Colours used were mainly Translucent Brown (Schminke Pbr41) with Ultramarine Blue and a touch of Permanent Rose. I also introduced Lukas Cobalt Violet (PV14) as a trial. This particular brand of Cobalt Violet is quite  weak, as Cobalt Violet is generally and the shade a pale violet grey. See the piece about Cobalt Violet with comments from John Softly (INDEX JUNE 2014). They do vary with some much pinker. The hair was Ultramarine mixed with Translucent Brown and so was the shading on the hat in weaker mixtures. The clothing is basically Raw Umber and Raw Sienna with some shading with the above colours. I still haven't really cracked this with the original photograph a sort of black and white / Sepia colour.  I put some green and pink in the background but am not entirely happy with that aspect. I did overpaint with the same colours in the face once fully dry to get the shading right. As far as accuracy is concerned it is a reasonable likeness. 

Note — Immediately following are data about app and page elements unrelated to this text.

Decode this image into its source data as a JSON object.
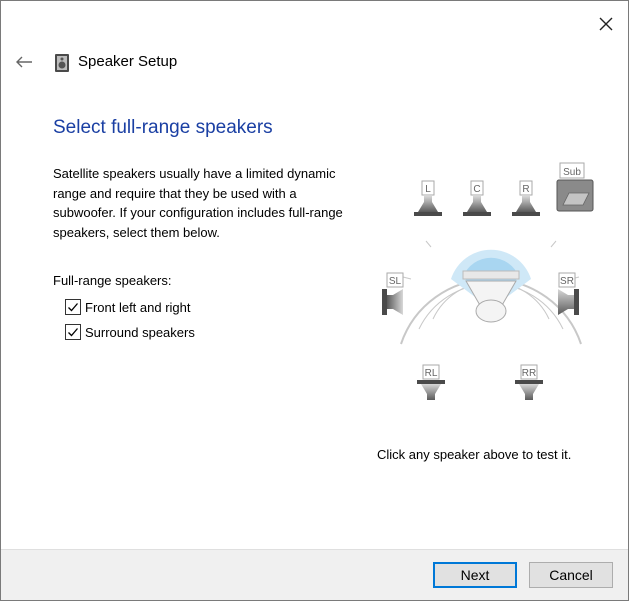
{
  "window": {
    "title": "Speaker Setup"
  },
  "page": {
    "heading": "Select full-range speakers",
    "description": "Satellite speakers usually have a limited dynamic range and require that they be used with a subwoofer.  If your configuration includes full-range speakers, select them below.",
    "group_label": "Full-range speakers:",
    "checkboxes": [
      {
        "label": "Front left and right",
        "checked": true
      },
      {
        "label": "Surround speakers",
        "checked": true
      }
    ],
    "test_hint": "Click any speaker above to test it."
  },
  "speakers": {
    "front_left": "L",
    "center": "C",
    "front_right": "R",
    "subwoofer": "Sub",
    "side_left": "SL",
    "side_right": "SR",
    "rear_left": "RL",
    "rear_right": "RR"
  },
  "buttons": {
    "next": "Next",
    "cancel": "Cancel"
  },
  "icons": {
    "close": "close-icon",
    "back": "back-arrow-icon",
    "app": "speaker-app-icon"
  },
  "colors": {
    "heading": "#1a3fa3",
    "primary_button_border": "#0078d7",
    "footer_bg": "#f0f0f0"
  }
}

Tuesday, 12 July 2016

Lutea Watercolours

Yet another brand of watercolour paint arrives and in some ways an astonishing one. What do I mean? To start with the paints are plant-based giving a result - "that cannot be created with synthetic colours"..... " with good to very good lightfastness".

The most astonishing thing are the prices. Lutea comes in 9ml tubes and the twelve -  "unique colours" - range in price from £13.50p to £18.00 and these are discounted prices! Even more expensive then QoR.

Jacksons give a full description and there are two PDF's that can be downloaded that give a full list of plants used  as well as one on the making of them.

Lutea are a Belgian company and say the paints must be kept at room temperature.

Frankly I wouldn't pay such prices however good they are claimed to be. Who will buy them? If you are interested go to Jacksonsart website, put Lutea watercolours in the search box and read the full story.

Monday, 11 July 2016

Three More

My latest efforts mostly drawn at home and painted at AVA sessions on Thursdays. 

'My he looks fierce' 16 x 12
I wasn't happy with my first attempt and tried a 'rescue'. It's partially worked but not 100% You can rescue watercolour failures but it's best to avoid having to do so!

'Manuelito' Principal Chief of the Navahos late 1800s 16 x 12

Manuelito was chief for quite a long period both during hostilities with the whites and well into the reservation phase. There are many photographs of him taken when a relatively young man and into later life.

'Makah Maiden' 1915 16 x 12 

The original photograph - another by Edward Curtis - is rather an overall dull grey and the resultant painting was similarly dull. As a rescue attempt I decided to introduce arbitrary colours. I had no idea what the original colours were. It's over the top as far as colour is concerned.

I have just switched from a windows type computer [after 20+ years] to an iMac. Fabulous machine but a steep learning curve that threatens the continuance of this blog. In particular I don't as yet know how to incorporate photos into posts using Picassa 3. If I cannot solve this...........

Sunday, 3 July 2016

Watercolour Paintings (20)

Herewith the latest batch of watercolour paintings I have collected. There are several new artists so something hopefully for everyone with some of my favourites that I make no apology for featuring, but this is perhaps more of a mixture than has gone before, with several I haven't previously come across. Certainly food for thought. I hope you like them

Janet Rogers

Akvareller (?)

Nirupam K Onwar

Charles Reid

Edo Hannema

Galina Shkoda

Jonathan Kwegvir Aggrey

Muga Popa Artwork

Gerda Mertens

Jonas Nilsson

N B Gurung

Another from N B Gurung

Orhan Gurel

Rachel Toll

Tony Belobrajdic

Virgil Carter